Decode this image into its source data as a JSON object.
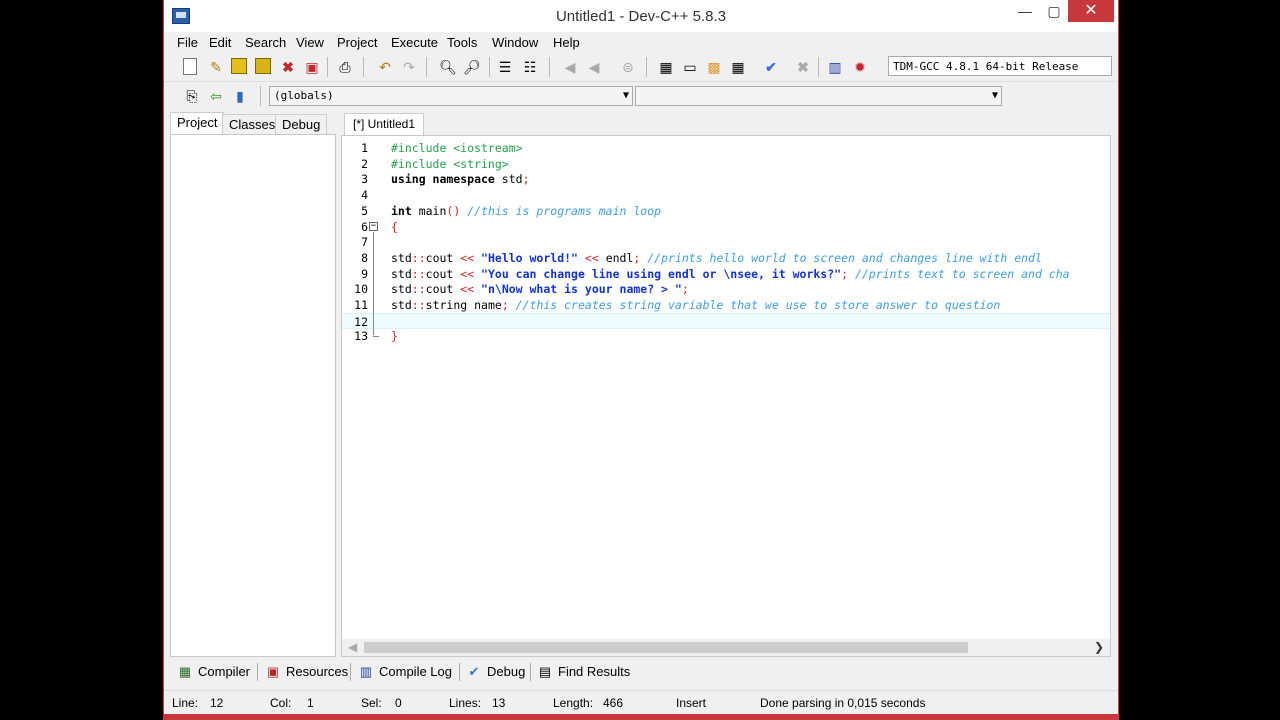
{
  "window": {
    "title": "Untitled1 - Dev-C++ 5.8.3"
  },
  "titlebar_buttons": {
    "minimize": "—",
    "maximize": "▢",
    "close": "✕"
  },
  "menu": [
    "File",
    "Edit",
    "Search",
    "View",
    "Project",
    "Execute",
    "Tools",
    "Window",
    "Help"
  ],
  "toolbar": {
    "compiler": "TDM-GCC 4.8.1 64-bit Release"
  },
  "combos": {
    "scope": "(globals)",
    "member": ""
  },
  "left_tabs": [
    "Project",
    "Classes",
    "Debug"
  ],
  "editor": {
    "tab_label": "[*] Untitled1",
    "lines": [
      {
        "n": "1",
        "tokens": [
          {
            "c": "pp",
            "t": "#include <iostream>"
          }
        ]
      },
      {
        "n": "2",
        "tokens": [
          {
            "c": "pp",
            "t": "#include <string>"
          }
        ]
      },
      {
        "n": "3",
        "tokens": [
          {
            "c": "kw",
            "t": "using namespace "
          },
          {
            "c": "txt",
            "t": "std"
          },
          {
            "c": "op",
            "t": ";"
          }
        ]
      },
      {
        "n": "4",
        "tokens": []
      },
      {
        "n": "5",
        "tokens": [
          {
            "c": "kw",
            "t": "int "
          },
          {
            "c": "txt",
            "t": "main"
          },
          {
            "c": "op",
            "t": "() "
          },
          {
            "c": "cm",
            "t": "//this is programs main loop"
          }
        ]
      },
      {
        "n": "6",
        "tokens": [
          {
            "c": "op",
            "t": "{"
          }
        ]
      },
      {
        "n": "7",
        "tokens": []
      },
      {
        "n": "8",
        "tokens": [
          {
            "c": "txt",
            "t": "std"
          },
          {
            "c": "op",
            "t": "::"
          },
          {
            "c": "txt",
            "t": "cout "
          },
          {
            "c": "op",
            "t": "<< "
          },
          {
            "c": "str",
            "t": "\"Hello world!\""
          },
          {
            "c": "op",
            "t": " << "
          },
          {
            "c": "txt",
            "t": "endl"
          },
          {
            "c": "op",
            "t": "; "
          },
          {
            "c": "cm",
            "t": "//prints hello world to screen and changes line with endl"
          }
        ]
      },
      {
        "n": "9",
        "tokens": [
          {
            "c": "txt",
            "t": "std"
          },
          {
            "c": "op",
            "t": "::"
          },
          {
            "c": "txt",
            "t": "cout "
          },
          {
            "c": "op",
            "t": "<< "
          },
          {
            "c": "str",
            "t": "\"You can change line using endl or \\nsee, it works?\""
          },
          {
            "c": "op",
            "t": "; "
          },
          {
            "c": "cm",
            "t": "//prints text to screen and cha"
          }
        ]
      },
      {
        "n": "10",
        "tokens": [
          {
            "c": "txt",
            "t": "std"
          },
          {
            "c": "op",
            "t": "::"
          },
          {
            "c": "txt",
            "t": "cout "
          },
          {
            "c": "op",
            "t": "<< "
          },
          {
            "c": "str",
            "t": "\"n\\Now what is your name? > \""
          },
          {
            "c": "op",
            "t": ";"
          }
        ]
      },
      {
        "n": "11",
        "tokens": [
          {
            "c": "txt",
            "t": "std"
          },
          {
            "c": "op",
            "t": "::"
          },
          {
            "c": "txt",
            "t": "string name"
          },
          {
            "c": "op",
            "t": "; "
          },
          {
            "c": "cm",
            "t": "//this creates string variable that we use to store answer to question"
          }
        ]
      },
      {
        "n": "12",
        "tokens": []
      },
      {
        "n": "13",
        "tokens": [
          {
            "c": "op",
            "t": "}"
          }
        ]
      }
    ]
  },
  "bottom_tabs": [
    "Compiler",
    "Resources",
    "Compile Log",
    "Debug",
    "Find Results"
  ],
  "status": {
    "line_label": "Line:",
    "line": "12",
    "col_label": "Col:",
    "col": "1",
    "sel_label": "Sel:",
    "sel": "0",
    "lines_label": "Lines:",
    "lines": "13",
    "length_label": "Length:",
    "length": "466",
    "mode": "Insert",
    "message": "Done parsing in 0,015 seconds"
  }
}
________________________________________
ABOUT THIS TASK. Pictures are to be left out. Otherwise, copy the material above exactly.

ANSWER FOR THE TASK.
Decode this image into its source data as a JSON object.
{
  "window": {
    "title": "Untitled1 - Dev-C++ 5.8.3"
  },
  "titlebar_buttons": {
    "minimize": "—",
    "maximize": "▢",
    "close": "✕"
  },
  "menu": [
    "File",
    "Edit",
    "Search",
    "View",
    "Project",
    "Execute",
    "Tools",
    "Window",
    "Help"
  ],
  "toolbar": {
    "compiler": "TDM-GCC 4.8.1 64-bit Release"
  },
  "combos": {
    "scope": "(globals)",
    "member": ""
  },
  "left_tabs": [
    "Project",
    "Classes",
    "Debug"
  ],
  "editor": {
    "tab_label": "[*] Untitled1",
    "lines": [
      {
        "n": "1",
        "tokens": [
          {
            "c": "pp",
            "t": "#include <iostream>"
          }
        ]
      },
      {
        "n": "2",
        "tokens": [
          {
            "c": "pp",
            "t": "#include <string>"
          }
        ]
      },
      {
        "n": "3",
        "tokens": [
          {
            "c": "kw",
            "t": "using namespace "
          },
          {
            "c": "txt",
            "t": "std"
          },
          {
            "c": "op",
            "t": ";"
          }
        ]
      },
      {
        "n": "4",
        "tokens": []
      },
      {
        "n": "5",
        "tokens": [
          {
            "c": "kw",
            "t": "int "
          },
          {
            "c": "txt",
            "t": "main"
          },
          {
            "c": "op",
            "t": "() "
          },
          {
            "c": "cm",
            "t": "//this is programs main loop"
          }
        ]
      },
      {
        "n": "6",
        "tokens": [
          {
            "c": "op",
            "t": "{"
          }
        ]
      },
      {
        "n": "7",
        "tokens": []
      },
      {
        "n": "8",
        "tokens": [
          {
            "c": "txt",
            "t": "std"
          },
          {
            "c": "op",
            "t": "::"
          },
          {
            "c": "txt",
            "t": "cout "
          },
          {
            "c": "op",
            "t": "<< "
          },
          {
            "c": "str",
            "t": "\"Hello world!\""
          },
          {
            "c": "op",
            "t": " << "
          },
          {
            "c": "txt",
            "t": "endl"
          },
          {
            "c": "op",
            "t": "; "
          },
          {
            "c": "cm",
            "t": "//prints hello world to screen and changes line with endl"
          }
        ]
      },
      {
        "n": "9",
        "tokens": [
          {
            "c": "txt",
            "t": "std"
          },
          {
            "c": "op",
            "t": "::"
          },
          {
            "c": "txt",
            "t": "cout "
          },
          {
            "c": "op",
            "t": "<< "
          },
          {
            "c": "str",
            "t": "\"You can change line using endl or \\nsee, it works?\""
          },
          {
            "c": "op",
            "t": "; "
          },
          {
            "c": "cm",
            "t": "//prints text to screen and cha"
          }
        ]
      },
      {
        "n": "10",
        "tokens": [
          {
            "c": "txt",
            "t": "std"
          },
          {
            "c": "op",
            "t": "::"
          },
          {
            "c": "txt",
            "t": "cout "
          },
          {
            "c": "op",
            "t": "<< "
          },
          {
            "c": "str",
            "t": "\"n\\Now what is your name? > \""
          },
          {
            "c": "op",
            "t": ";"
          }
        ]
      },
      {
        "n": "11",
        "tokens": [
          {
            "c": "txt",
            "t": "std"
          },
          {
            "c": "op",
            "t": "::"
          },
          {
            "c": "txt",
            "t": "string name"
          },
          {
            "c": "op",
            "t": "; "
          },
          {
            "c": "cm",
            "t": "//this creates string variable that we use to store answer to question"
          }
        ]
      },
      {
        "n": "12",
        "tokens": []
      },
      {
        "n": "13",
        "tokens": [
          {
            "c": "op",
            "t": "}"
          }
        ]
      }
    ]
  },
  "bottom_tabs": [
    "Compiler",
    "Resources",
    "Compile Log",
    "Debug",
    "Find Results"
  ],
  "status": {
    "line_label": "Line:",
    "line": "12",
    "col_label": "Col:",
    "col": "1",
    "sel_label": "Sel:",
    "sel": "0",
    "lines_label": "Lines:",
    "lines": "13",
    "length_label": "Length:",
    "length": "466",
    "mode": "Insert",
    "message": "Done parsing in 0,015 seconds"
  }
}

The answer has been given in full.